# [WORK REQUEST]
Which lines in the listing below contain "this"? Copy each of them.

# [RECORDS TO PROCESS]

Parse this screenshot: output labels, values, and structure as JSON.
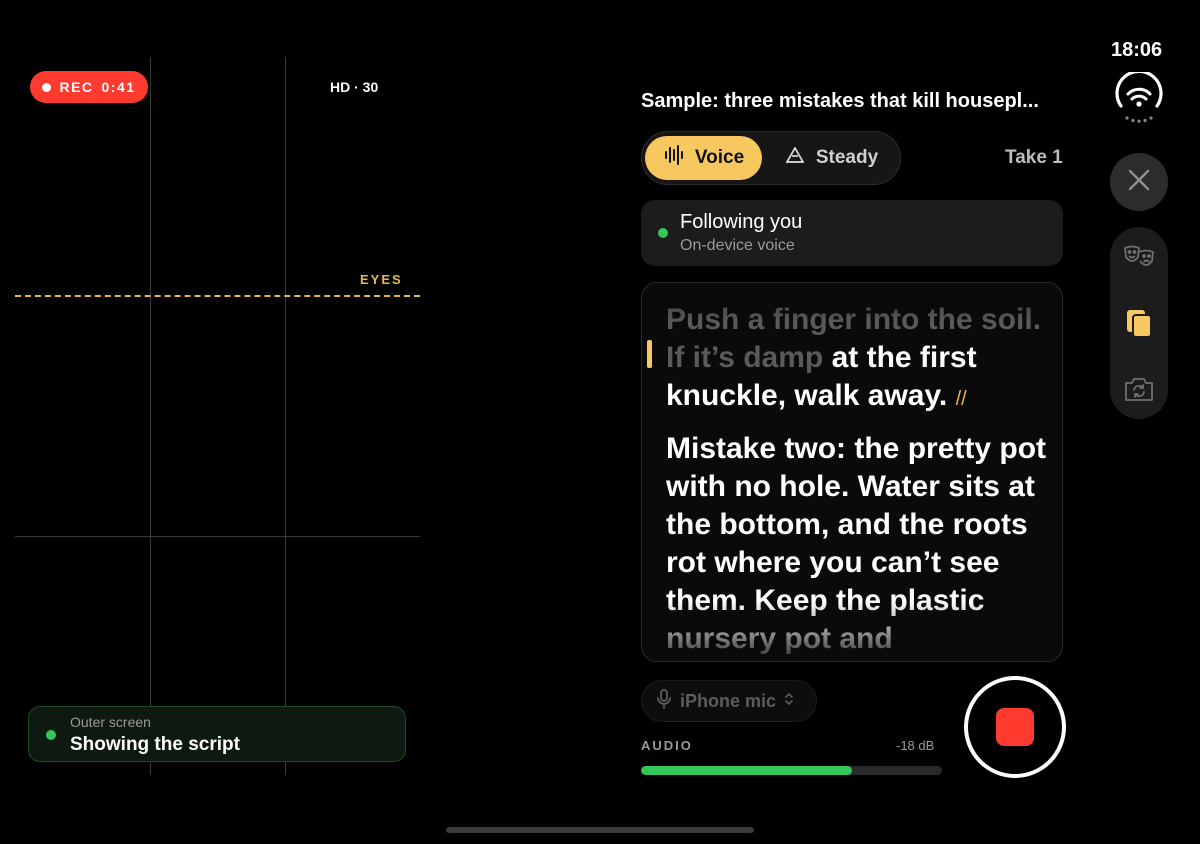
{
  "status": {
    "time": "18:06"
  },
  "viewfinder": {
    "rec_label": "REC",
    "rec_time": "0:41",
    "quality": "HD · 30",
    "eyes_label": "EYES",
    "outer_screen": {
      "label": "Outer screen",
      "status": "Showing the script"
    }
  },
  "session": {
    "title": "Sample: three mistakes that kill housepl...",
    "modes": {
      "voice": "Voice",
      "steady": "Steady",
      "active": "Voice"
    },
    "take": "Take 1"
  },
  "following": {
    "title": "Following you",
    "subtitle": "On-device voice"
  },
  "script": {
    "p1_read_a": "Push a finger into the soil.",
    "p1_read_b": "If it’s damp",
    "p1_unread": " at the first knuckle, walk away.",
    "pause_mark": "//",
    "p2": "Mistake two: the pretty pot with no hole. Water sits at the bottom, and the roots rot where you can’t see them. Keep the plastic nursery pot and"
  },
  "audio": {
    "input": "iPhone mic",
    "label": "AUDIO",
    "level": "-18 dB",
    "meter_fraction": 0.7
  },
  "colors": {
    "accent": "#f6c85f",
    "record": "#ff3b30",
    "live": "#34c759"
  },
  "icons": [
    "waveform-icon",
    "level-icon",
    "wifi-icon",
    "close-icon",
    "masks-icon",
    "copy-icon",
    "flip-camera-icon",
    "mic-icon",
    "chevron-updown-icon"
  ]
}
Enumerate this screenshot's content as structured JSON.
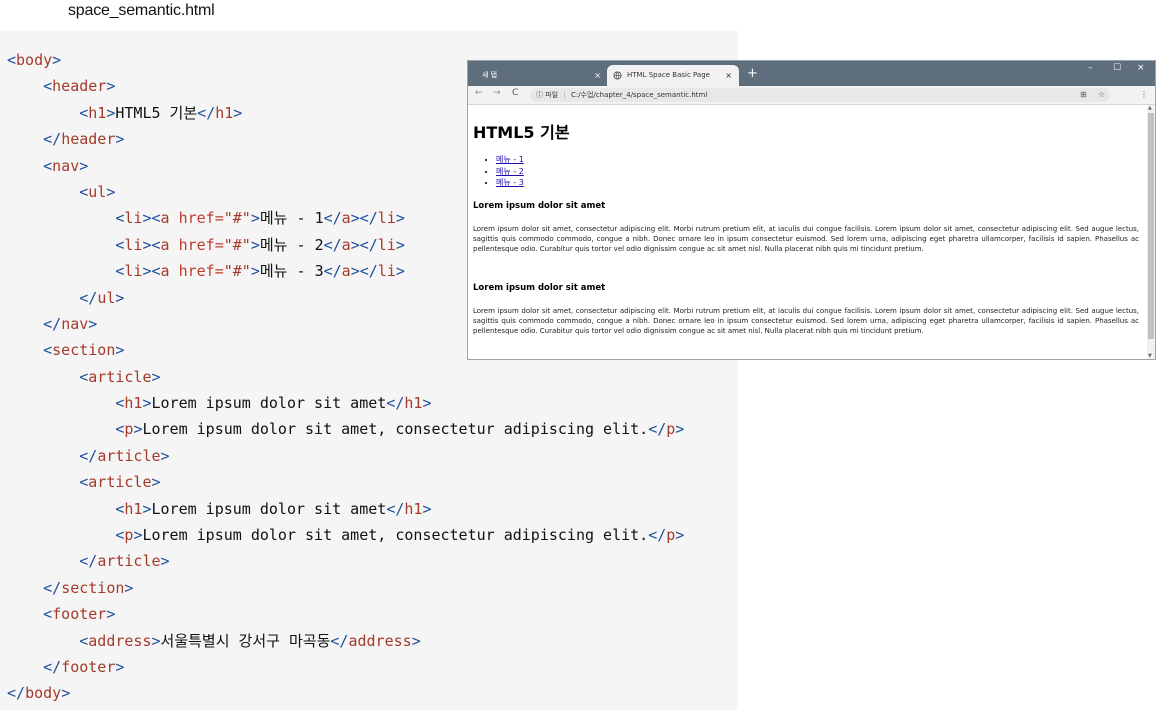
{
  "file_title": "space_semantic.html",
  "code_lines": [
    [
      {
        "c": "br",
        "t": "<"
      },
      {
        "c": "tg",
        "t": "body"
      },
      {
        "c": "br",
        "t": ">"
      }
    ],
    [
      {
        "c": "tx",
        "t": "    "
      },
      {
        "c": "br",
        "t": "<"
      },
      {
        "c": "tg",
        "t": "header"
      },
      {
        "c": "br",
        "t": ">"
      }
    ],
    [
      {
        "c": "tx",
        "t": "        "
      },
      {
        "c": "br",
        "t": "<"
      },
      {
        "c": "tg",
        "t": "h1"
      },
      {
        "c": "br",
        "t": ">"
      },
      {
        "c": "tx",
        "t": "HTML5 기본"
      },
      {
        "c": "br",
        "t": "</"
      },
      {
        "c": "tg",
        "t": "h1"
      },
      {
        "c": "br",
        "t": ">"
      }
    ],
    [
      {
        "c": "tx",
        "t": "    "
      },
      {
        "c": "br",
        "t": "</"
      },
      {
        "c": "tg",
        "t": "header"
      },
      {
        "c": "br",
        "t": ">"
      }
    ],
    [
      {
        "c": "tx",
        "t": "    "
      },
      {
        "c": "br",
        "t": "<"
      },
      {
        "c": "tg",
        "t": "nav"
      },
      {
        "c": "br",
        "t": ">"
      }
    ],
    [
      {
        "c": "tx",
        "t": "        "
      },
      {
        "c": "br",
        "t": "<"
      },
      {
        "c": "tg",
        "t": "ul"
      },
      {
        "c": "br",
        "t": ">"
      }
    ],
    [
      {
        "c": "tx",
        "t": "            "
      },
      {
        "c": "br",
        "t": "<"
      },
      {
        "c": "tg",
        "t": "li"
      },
      {
        "c": "br",
        "t": "><"
      },
      {
        "c": "tg",
        "t": "a "
      },
      {
        "c": "at",
        "t": "href="
      },
      {
        "c": "vl",
        "t": "\"#\""
      },
      {
        "c": "br",
        "t": ">"
      },
      {
        "c": "tx",
        "t": "메뉴 - 1"
      },
      {
        "c": "br",
        "t": "</"
      },
      {
        "c": "tg",
        "t": "a"
      },
      {
        "c": "br",
        "t": "></"
      },
      {
        "c": "tg",
        "t": "li"
      },
      {
        "c": "br",
        "t": ">"
      }
    ],
    [
      {
        "c": "tx",
        "t": "            "
      },
      {
        "c": "br",
        "t": "<"
      },
      {
        "c": "tg",
        "t": "li"
      },
      {
        "c": "br",
        "t": "><"
      },
      {
        "c": "tg",
        "t": "a "
      },
      {
        "c": "at",
        "t": "href="
      },
      {
        "c": "vl",
        "t": "\"#\""
      },
      {
        "c": "br",
        "t": ">"
      },
      {
        "c": "tx",
        "t": "메뉴 - 2"
      },
      {
        "c": "br",
        "t": "</"
      },
      {
        "c": "tg",
        "t": "a"
      },
      {
        "c": "br",
        "t": "></"
      },
      {
        "c": "tg",
        "t": "li"
      },
      {
        "c": "br",
        "t": ">"
      }
    ],
    [
      {
        "c": "tx",
        "t": "            "
      },
      {
        "c": "br",
        "t": "<"
      },
      {
        "c": "tg",
        "t": "li"
      },
      {
        "c": "br",
        "t": "><"
      },
      {
        "c": "tg",
        "t": "a "
      },
      {
        "c": "at",
        "t": "href="
      },
      {
        "c": "vl",
        "t": "\"#\""
      },
      {
        "c": "br",
        "t": ">"
      },
      {
        "c": "tx",
        "t": "메뉴 - 3"
      },
      {
        "c": "br",
        "t": "</"
      },
      {
        "c": "tg",
        "t": "a"
      },
      {
        "c": "br",
        "t": "></"
      },
      {
        "c": "tg",
        "t": "li"
      },
      {
        "c": "br",
        "t": ">"
      }
    ],
    [
      {
        "c": "tx",
        "t": "        "
      },
      {
        "c": "br",
        "t": "</"
      },
      {
        "c": "tg",
        "t": "ul"
      },
      {
        "c": "br",
        "t": ">"
      }
    ],
    [
      {
        "c": "tx",
        "t": "    "
      },
      {
        "c": "br",
        "t": "</"
      },
      {
        "c": "tg",
        "t": "nav"
      },
      {
        "c": "br",
        "t": ">"
      }
    ],
    [
      {
        "c": "tx",
        "t": "    "
      },
      {
        "c": "br",
        "t": "<"
      },
      {
        "c": "tg",
        "t": "section"
      },
      {
        "c": "br",
        "t": ">"
      }
    ],
    [
      {
        "c": "tx",
        "t": "        "
      },
      {
        "c": "br",
        "t": "<"
      },
      {
        "c": "tg",
        "t": "article"
      },
      {
        "c": "br",
        "t": ">"
      }
    ],
    [
      {
        "c": "tx",
        "t": "            "
      },
      {
        "c": "br",
        "t": "<"
      },
      {
        "c": "tg",
        "t": "h1"
      },
      {
        "c": "br",
        "t": ">"
      },
      {
        "c": "tx",
        "t": "Lorem ipsum dolor sit amet"
      },
      {
        "c": "br",
        "t": "</"
      },
      {
        "c": "tg",
        "t": "h1"
      },
      {
        "c": "br",
        "t": ">"
      }
    ],
    [
      {
        "c": "tx",
        "t": "            "
      },
      {
        "c": "br",
        "t": "<"
      },
      {
        "c": "tg",
        "t": "p"
      },
      {
        "c": "br",
        "t": ">"
      },
      {
        "c": "tx",
        "t": "Lorem ipsum dolor sit amet, consectetur adipiscing elit."
      },
      {
        "c": "br",
        "t": "</"
      },
      {
        "c": "tg",
        "t": "p"
      },
      {
        "c": "br",
        "t": ">"
      }
    ],
    [
      {
        "c": "tx",
        "t": "        "
      },
      {
        "c": "br",
        "t": "</"
      },
      {
        "c": "tg",
        "t": "article"
      },
      {
        "c": "br",
        "t": ">"
      }
    ],
    [
      {
        "c": "tx",
        "t": "        "
      },
      {
        "c": "br",
        "t": "<"
      },
      {
        "c": "tg",
        "t": "article"
      },
      {
        "c": "br",
        "t": ">"
      }
    ],
    [
      {
        "c": "tx",
        "t": "            "
      },
      {
        "c": "br",
        "t": "<"
      },
      {
        "c": "tg",
        "t": "h1"
      },
      {
        "c": "br",
        "t": ">"
      },
      {
        "c": "tx",
        "t": "Lorem ipsum dolor sit amet"
      },
      {
        "c": "br",
        "t": "</"
      },
      {
        "c": "tg",
        "t": "h1"
      },
      {
        "c": "br",
        "t": ">"
      }
    ],
    [
      {
        "c": "tx",
        "t": "            "
      },
      {
        "c": "br",
        "t": "<"
      },
      {
        "c": "tg",
        "t": "p"
      },
      {
        "c": "br",
        "t": ">"
      },
      {
        "c": "tx",
        "t": "Lorem ipsum dolor sit amet, consectetur adipiscing elit."
      },
      {
        "c": "br",
        "t": "</"
      },
      {
        "c": "tg",
        "t": "p"
      },
      {
        "c": "br",
        "t": ">"
      }
    ],
    [
      {
        "c": "tx",
        "t": "        "
      },
      {
        "c": "br",
        "t": "</"
      },
      {
        "c": "tg",
        "t": "article"
      },
      {
        "c": "br",
        "t": ">"
      }
    ],
    [
      {
        "c": "tx",
        "t": "    "
      },
      {
        "c": "br",
        "t": "</"
      },
      {
        "c": "tg",
        "t": "section"
      },
      {
        "c": "br",
        "t": ">"
      }
    ],
    [
      {
        "c": "tx",
        "t": "    "
      },
      {
        "c": "br",
        "t": "<"
      },
      {
        "c": "tg",
        "t": "footer"
      },
      {
        "c": "br",
        "t": ">"
      }
    ],
    [
      {
        "c": "tx",
        "t": "        "
      },
      {
        "c": "br",
        "t": "<"
      },
      {
        "c": "tg",
        "t": "address"
      },
      {
        "c": "br",
        "t": ">"
      },
      {
        "c": "tx",
        "t": "서울특별시 강서구 마곡동"
      },
      {
        "c": "br",
        "t": "</"
      },
      {
        "c": "tg",
        "t": "address"
      },
      {
        "c": "br",
        "t": ">"
      }
    ],
    [
      {
        "c": "tx",
        "t": "    "
      },
      {
        "c": "br",
        "t": "</"
      },
      {
        "c": "tg",
        "t": "footer"
      },
      {
        "c": "br",
        "t": ">"
      }
    ],
    [
      {
        "c": "br",
        "t": "</"
      },
      {
        "c": "tg",
        "t": "body"
      },
      {
        "c": "br",
        "t": ">"
      }
    ]
  ],
  "browser": {
    "tabs": [
      {
        "label": "새 탭",
        "close": "×"
      },
      {
        "label": "HTML Space Basic Page",
        "close": "×"
      }
    ],
    "new_tab": "+",
    "window_controls": {
      "minimize": "–",
      "maximize": "☐",
      "close": "×"
    },
    "nav": {
      "back": "←",
      "forward": "→",
      "reload": "C"
    },
    "address": {
      "info_icon": "ⓘ",
      "scheme_label": "파일",
      "separator": "|",
      "url": "C:/수업/chapter_4/space_semantic.html"
    },
    "toolbar_icons": {
      "translate": "⊞",
      "star": "☆",
      "menu": "⋮"
    },
    "page": {
      "heading": "HTML5 기본",
      "menu_items": [
        "메뉴 - 1",
        "메뉴 - 2",
        "메뉴 - 3"
      ],
      "articles": [
        {
          "title": "Lorem ipsum dolor sit amet",
          "body": "Lorem ipsum dolor sit amet, consectetur adipiscing elit. Morbi rutrum pretium elit, at iaculis dui congue facilisis. Lorem ipsum dolor sit amet, consectetur adipiscing elit. Sed augue lectus, sagittis quis commodo commodo, congue a nibh. Donec ornare leo in ipsum consectetur euismod. Sed lorem urna, adipiscing eget pharetra ullamcorper, facilisis id sapien. Phasellus ac pellentesque odio. Curabitur quis tortor vel odio dignissim congue ac sit amet nisl. Nulla placerat nibh quis mi tincidunt pretium."
        },
        {
          "title": "Lorem ipsum dolor sit amet",
          "body": "Lorem ipsum dolor sit amet, consectetur adipiscing elit. Morbi rutrum pretium elit, at iaculis dui congue facilisis. Lorem ipsum dolor sit amet, consectetur adipiscing elit. Sed augue lectus, sagittis quis commodo commodo, congue a nibh. Donec ornare leo in ipsum consectetur euismod. Sed lorem urna, adipiscing eget pharetra ullamcorper, facilisis id sapien. Phasellus ac pellentesque odio. Curabitur quis tortor vel odio dignissim congue ac sit amet nisl. Nulla placerat nibh quis mi tincidunt pretium."
        }
      ]
    }
  }
}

# [EXERCISE RESPONSE]
Parse this screenshot: output labels, values, and structure as JSON.
Enumerate this screenshot's content as structured JSON.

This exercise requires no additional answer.